RECORDS SUPPLIED

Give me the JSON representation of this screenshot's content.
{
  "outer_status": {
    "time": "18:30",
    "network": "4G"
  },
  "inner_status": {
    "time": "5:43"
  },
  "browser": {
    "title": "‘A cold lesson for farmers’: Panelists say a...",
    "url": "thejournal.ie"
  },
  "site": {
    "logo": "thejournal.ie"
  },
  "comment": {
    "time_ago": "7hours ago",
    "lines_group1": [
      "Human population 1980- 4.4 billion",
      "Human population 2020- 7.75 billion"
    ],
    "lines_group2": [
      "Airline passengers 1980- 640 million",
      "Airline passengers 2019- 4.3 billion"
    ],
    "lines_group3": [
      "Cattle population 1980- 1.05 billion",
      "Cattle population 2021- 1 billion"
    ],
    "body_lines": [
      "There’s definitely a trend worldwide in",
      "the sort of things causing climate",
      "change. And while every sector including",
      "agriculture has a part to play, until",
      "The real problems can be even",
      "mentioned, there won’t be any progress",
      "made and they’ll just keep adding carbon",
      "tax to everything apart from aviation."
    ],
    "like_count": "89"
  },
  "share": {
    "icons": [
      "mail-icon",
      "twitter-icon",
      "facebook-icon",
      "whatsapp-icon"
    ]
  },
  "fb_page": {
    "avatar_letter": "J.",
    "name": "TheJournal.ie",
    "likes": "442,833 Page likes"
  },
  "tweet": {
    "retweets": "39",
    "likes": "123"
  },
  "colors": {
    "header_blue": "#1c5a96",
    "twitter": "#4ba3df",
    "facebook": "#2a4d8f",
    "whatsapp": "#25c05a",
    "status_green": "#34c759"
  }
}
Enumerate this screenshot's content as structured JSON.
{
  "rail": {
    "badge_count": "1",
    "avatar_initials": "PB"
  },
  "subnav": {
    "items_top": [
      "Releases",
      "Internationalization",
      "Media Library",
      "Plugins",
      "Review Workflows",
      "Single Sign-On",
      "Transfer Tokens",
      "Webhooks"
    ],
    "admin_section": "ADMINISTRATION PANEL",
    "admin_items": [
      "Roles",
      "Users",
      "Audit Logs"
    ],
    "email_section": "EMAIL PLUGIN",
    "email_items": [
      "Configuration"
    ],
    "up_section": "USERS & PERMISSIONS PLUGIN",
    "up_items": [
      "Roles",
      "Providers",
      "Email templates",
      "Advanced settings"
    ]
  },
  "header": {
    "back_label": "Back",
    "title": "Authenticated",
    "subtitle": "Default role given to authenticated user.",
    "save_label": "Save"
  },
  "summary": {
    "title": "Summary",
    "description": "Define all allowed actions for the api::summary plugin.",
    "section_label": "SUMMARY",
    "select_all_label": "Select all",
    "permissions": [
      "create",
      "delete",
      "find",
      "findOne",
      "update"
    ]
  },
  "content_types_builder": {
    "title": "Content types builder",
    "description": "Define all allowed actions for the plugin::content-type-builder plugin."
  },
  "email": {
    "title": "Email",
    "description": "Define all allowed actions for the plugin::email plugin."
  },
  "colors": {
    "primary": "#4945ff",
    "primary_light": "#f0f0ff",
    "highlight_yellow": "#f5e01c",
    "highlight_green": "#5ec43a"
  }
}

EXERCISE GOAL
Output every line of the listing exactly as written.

TASK RESPONSE
Give me the JSON representation of this screenshot's content.
{
  "outer_status": {
    "time": "18:30",
    "network": "4G"
  },
  "inner_status": {
    "time": "5:43"
  },
  "browser": {
    "title": "‘A cold lesson for farmers’: Panelists say a...",
    "url": "thejournal.ie"
  },
  "site": {
    "logo": "thejournal.ie"
  },
  "comment": {
    "time_ago": "7hours ago",
    "lines_group1": [
      "Human population 1980- 4.4 billion",
      "Human population 2020- 7.75 billion"
    ],
    "lines_group2": [
      "Airline passengers 1980- 640 million",
      "Airline passengers 2019- 4.3 billion"
    ],
    "lines_group3": [
      "Cattle population 1980- 1.05 billion",
      "Cattle population 2021- 1 billion"
    ],
    "body_lines": [
      "There’s definitely a trend worldwide in",
      "the sort of things causing climate",
      "change. And while every sector including",
      "agriculture has a part to play, until",
      "The real problems can be even",
      "mentioned, there won’t be any progress",
      "made and they’ll just keep adding carbon",
      "tax to everything apart from aviation."
    ],
    "like_count": "89"
  },
  "share": {
    "icons": [
      "mail-icon",
      "twitter-icon",
      "facebook-icon",
      "whatsapp-icon"
    ]
  },
  "fb_page": {
    "avatar_letter": "J.",
    "name": "TheJournal.ie",
    "likes": "442,833 Page likes"
  },
  "tweet": {
    "retweets": "39",
    "likes": "123"
  },
  "colors": {
    "header_blue": "#1c5a96",
    "twitter": "#4ba3df",
    "facebook": "#2a4d8f",
    "whatsapp": "#25c05a",
    "status_green": "#34c759"
  }
}
Enumerate this screenshot's content as structured JSON.
{
  "rail": {
    "badge_count": "1",
    "avatar_initials": "PB"
  },
  "subnav": {
    "items_top": [
      "Releases",
      "Internationalization",
      "Media Library",
      "Plugins",
      "Review Workflows",
      "Single Sign-On",
      "Transfer Tokens",
      "Webhooks"
    ],
    "admin_section": "ADMINISTRATION PANEL",
    "admin_items": [
      "Roles",
      "Users",
      "Audit Logs"
    ],
    "email_section": "EMAIL PLUGIN",
    "email_items": [
      "Configuration"
    ],
    "up_section": "USERS & PERMISSIONS PLUGIN",
    "up_items": [
      "Roles",
      "Providers",
      "Email templates",
      "Advanced settings"
    ]
  },
  "header": {
    "back_label": "Back",
    "title": "Authenticated",
    "subtitle": "Default role given to authenticated user.",
    "save_label": "Save"
  },
  "summary": {
    "title": "Summary",
    "description": "Define all allowed actions for the api::summary plugin.",
    "section_label": "SUMMARY",
    "select_all_label": "Select all",
    "permissions": [
      "create",
      "delete",
      "find",
      "findOne",
      "update"
    ]
  },
  "content_types_builder": {
    "title": "Content types builder",
    "description": "Define all allowed actions for the plugin::content-type-builder plugin."
  },
  "email": {
    "title": "Email",
    "description": "Define all allowed actions for the plugin::email plugin."
  },
  "colors": {
    "primary": "#4945ff",
    "primary_light": "#f0f0ff",
    "highlight_yellow": "#f5e01c",
    "highlight_green": "#5ec43a"
  }
}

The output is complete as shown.